Joint replacement surgery has long been done at Abbott Northwestern, but the Joint Replacement Center has adopted a new approach. It aims to provide thorough preparation for patients and families; aggressive pain management; early rehabilitation; and responsive, compassionate care—all focused on helping patients recover as quickly as possible.

For Schmidtbauer, that translated to being "treated like a king. I've been hospitalized before, and nothing compares to the care I received at Abbott Northwestern," he says. It began with the presurgery class he attended with his wife. "They walked us through the procedure and told us what to expect," Schmidtbauer says. His wife was encouraged to spend the first night at the hospital with him and was involved in his recovery as his coach.

"We involve the family so they understand what challenges the patient will face and will feel confident about their ability to help care for the patient at home," says Scott Anseth, MD, the orthopedic surgeon who operated on Schmidtbauer. Support and encouragement also came from fellow patients. Group therapy is an important part of the program, Anseth says. "The patients share their experiences and go through it as a team." Anseth notes that instead of treating patients like they are sick, the Joint Replacement Center treats patients "more like injured athletes. They get up and get dressed every day, have meals together and participate in therapy together."

As part of their patient-centered approach, Joint Replacement Center surgeons and anesthesiologists have collaborated to find the best combination of pain management strategies. "Our philosophy is that if you can control the pain early on, you can start therapy and rehabilitation sooner—and that leads to a better outcome and quicker recovery," Anseth says. "We are committed to making the surgery as close to pain-free as possible."

Like many patients with joint problems, Schmidtbauer was accustomed to pain. "The pain I experienced after surgery was nothing compared to the pain I was in before surgery," he says. A special catheter was inserted near his knee that delivered pain medicine directly to the joint. This catheter remained in place throughout his hospital stay. After three weeks, the pain was minimal, and by six weeks, Schmidtbauer felt fully recovered.

The new approach is making a difference in patients' recoveries. Before the Joint Replacement Center opened, 50 percent of patients were sent to skilled nursing facilities after discharge from the hospital. That rate has decreased to 20 to 25 percent of patients

"That's a huge step," Anseth says. "If our patients can go directly home after the hospital, it's clearly beneficial for them.

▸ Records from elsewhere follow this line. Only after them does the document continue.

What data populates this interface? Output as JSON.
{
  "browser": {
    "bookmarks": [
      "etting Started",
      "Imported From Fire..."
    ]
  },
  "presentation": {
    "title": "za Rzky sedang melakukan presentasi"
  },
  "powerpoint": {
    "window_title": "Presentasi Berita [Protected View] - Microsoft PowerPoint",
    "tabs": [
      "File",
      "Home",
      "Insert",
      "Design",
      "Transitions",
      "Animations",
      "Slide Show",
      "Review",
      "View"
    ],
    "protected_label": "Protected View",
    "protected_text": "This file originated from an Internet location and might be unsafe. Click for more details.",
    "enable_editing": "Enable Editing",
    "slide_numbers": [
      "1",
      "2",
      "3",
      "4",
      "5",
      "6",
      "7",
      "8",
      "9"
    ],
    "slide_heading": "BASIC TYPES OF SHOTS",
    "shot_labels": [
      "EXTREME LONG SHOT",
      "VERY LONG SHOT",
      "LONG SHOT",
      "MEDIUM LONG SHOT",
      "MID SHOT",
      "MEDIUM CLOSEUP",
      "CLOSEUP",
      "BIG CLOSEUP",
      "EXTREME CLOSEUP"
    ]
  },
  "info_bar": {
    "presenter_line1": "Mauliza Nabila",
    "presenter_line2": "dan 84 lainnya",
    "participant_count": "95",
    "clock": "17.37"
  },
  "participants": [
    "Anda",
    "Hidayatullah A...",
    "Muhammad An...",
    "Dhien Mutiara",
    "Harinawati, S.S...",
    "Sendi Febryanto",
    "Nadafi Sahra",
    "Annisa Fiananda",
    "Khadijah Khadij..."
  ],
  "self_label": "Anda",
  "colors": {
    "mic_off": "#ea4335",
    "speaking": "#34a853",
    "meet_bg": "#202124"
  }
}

The reason I do joint replacement surgery is that it is a life-changing surgery. For someone like Mike, who is missing work because of pain, it allows him to get a good portion of his life back. Others in their 70s and 80s think their best years are behind them—all of a sudden, they are traveling and getting back out into the community with family and friends."